} Resistant starch – reach for bananas , cashews , oats , legumes and ‘ cooked and cooled ’ starches like fried rice , potato and pasta salads .


Make friends with grains
Whole grains contain fibre , B group vitamins ( key for energy metabolism ), antioxidants and good fats . As already discussed , they can play a vital role in maintaining gut health and regulating bowel function . Whole grains can also help keep blood sugars more stable and research tells us they may even be more protective against bowel cancer than fruits and vegetables !
Some easy , cheap whole grain foods to make part of your everyday diet include :
} Oats and other breakfast cereals based on wholegrains } Brown or wild rice } Barley , cracked wheat } Wholegrain breads and crackers


Enjoy healthy fats
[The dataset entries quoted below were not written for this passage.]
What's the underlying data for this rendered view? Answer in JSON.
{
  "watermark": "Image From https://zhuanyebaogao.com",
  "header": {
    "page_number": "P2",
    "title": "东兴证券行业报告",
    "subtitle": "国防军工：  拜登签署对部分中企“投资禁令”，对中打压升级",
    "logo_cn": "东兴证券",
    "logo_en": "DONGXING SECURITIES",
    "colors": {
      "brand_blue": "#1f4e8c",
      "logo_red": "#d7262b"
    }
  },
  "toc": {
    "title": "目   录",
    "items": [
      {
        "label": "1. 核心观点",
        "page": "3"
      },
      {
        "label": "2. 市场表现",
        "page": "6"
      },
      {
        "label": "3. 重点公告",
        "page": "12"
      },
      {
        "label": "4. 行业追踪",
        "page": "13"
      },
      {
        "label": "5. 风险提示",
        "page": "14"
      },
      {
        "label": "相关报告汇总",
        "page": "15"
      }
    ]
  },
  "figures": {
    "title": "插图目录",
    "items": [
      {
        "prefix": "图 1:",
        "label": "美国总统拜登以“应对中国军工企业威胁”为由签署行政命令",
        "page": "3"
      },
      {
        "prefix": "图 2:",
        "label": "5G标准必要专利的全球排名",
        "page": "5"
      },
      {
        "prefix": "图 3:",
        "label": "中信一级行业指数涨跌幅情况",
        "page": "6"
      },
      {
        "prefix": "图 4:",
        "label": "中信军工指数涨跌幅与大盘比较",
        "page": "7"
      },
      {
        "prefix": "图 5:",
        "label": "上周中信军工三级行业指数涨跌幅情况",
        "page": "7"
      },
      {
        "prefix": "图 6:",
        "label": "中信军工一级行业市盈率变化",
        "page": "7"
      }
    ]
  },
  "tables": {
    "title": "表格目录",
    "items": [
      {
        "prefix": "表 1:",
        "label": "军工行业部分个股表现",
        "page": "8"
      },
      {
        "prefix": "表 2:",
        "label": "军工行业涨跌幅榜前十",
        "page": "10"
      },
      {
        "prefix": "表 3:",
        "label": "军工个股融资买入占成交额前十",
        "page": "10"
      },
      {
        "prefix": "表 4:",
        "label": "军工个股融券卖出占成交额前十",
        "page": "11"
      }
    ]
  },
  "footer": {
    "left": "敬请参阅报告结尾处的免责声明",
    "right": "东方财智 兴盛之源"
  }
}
In recent years , we ’ ve learned that cutting out all fat doesn ’ t make food healthier ( in fact it often means products with more added sugars and mysterious fillers ). Healthy fats can actually improve our cholesterol profile , protecting us against heart disease and stroke . Here are some delicious ways to include healthy fats in your diet :
} Use healthy spreads like avocado , nut butters and tahini . } Cook with good quality extra virgin olive oil ( which stands up well to cooking at high temperatures ). } Eat more nuts and seeds ( one serve is a small handful or
30g ). } Add oily fish like salmon , trout , mackerel or sardines to your menu .
Embracing these seven healthy habits - together with regular exercise – should have you aging well . However , age brings with it challenges that mean it might not always be that simple , so make sure you consult an Accredited Practising Dietitian if you need individual dietary advice .
Here ’ s a few examples of different fibre sources :
} Soluble fibre – think oats , legumes , fruits and vegetables , nuts and seeds .
} Insoluble fibre – this is the ‘ roughage ’ found in minimally processed fruits , vegetables and wholegrain varieties breads and cereals .